* Your instructions: Work through the data line by line, gathering every line that has the word "icon".

* Input records:
++++++

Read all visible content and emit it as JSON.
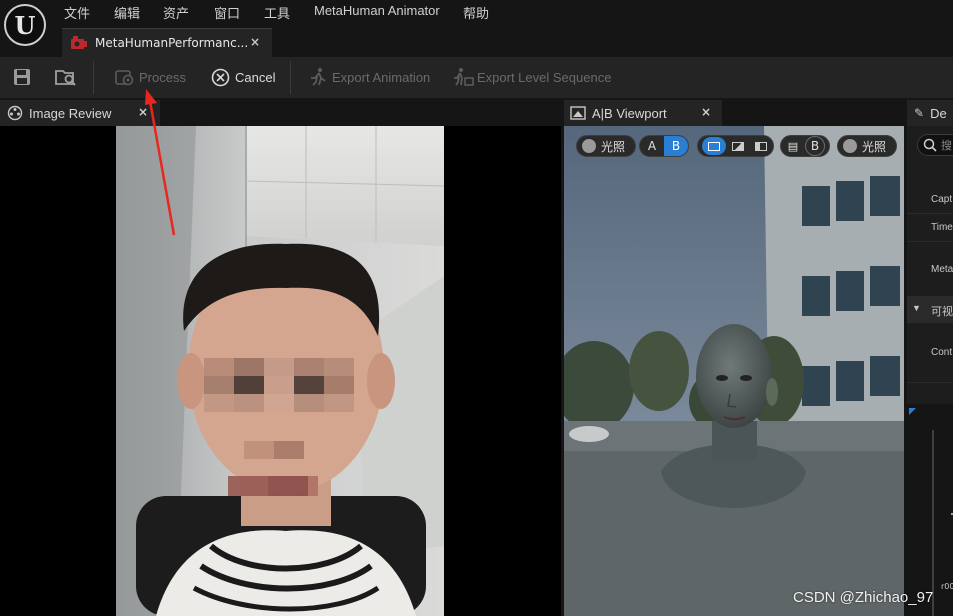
{
  "menu": {
    "items": [
      "文件",
      "编辑",
      "资产",
      "窗口",
      "工具",
      "MetaHuman Animator",
      "帮助"
    ]
  },
  "document_tab": {
    "label": "MetaHumanPerformanc...",
    "close": "×"
  },
  "toolbar": {
    "save_icon": "save-icon",
    "browse_icon": "browse-asset-icon",
    "process_label": "Process",
    "cancel_label": "Cancel",
    "export_animation_label": "Export Animation",
    "export_level_sequence_label": "Export Level Sequence"
  },
  "image_review": {
    "title": "Image Review",
    "close": "×"
  },
  "ab_viewport": {
    "title": "A|B Viewport",
    "close": "×",
    "lit_label_left": "光照",
    "a_label": "A",
    "b_label": "B",
    "b_label_right": "B",
    "lit_label_right": "光照"
  },
  "details": {
    "title": "De",
    "search_placeholder": "搜",
    "rows": [
      "Capt",
      "Time",
      "Meta"
    ],
    "section": "可视",
    "section_rows": [
      "Cont"
    ]
  },
  "watermark": "CSDN @Zhichao_97",
  "timeline_readout": "r00",
  "colors": {
    "accent_blue": "#2a7fd4",
    "annotation_arrow": "#e8281e",
    "panel_bg": "#242424",
    "app_bg": "#151515"
  }
}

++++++

* Response below:
    "save_icon": "save-icon",
    "browse_icon": "browse-asset-icon",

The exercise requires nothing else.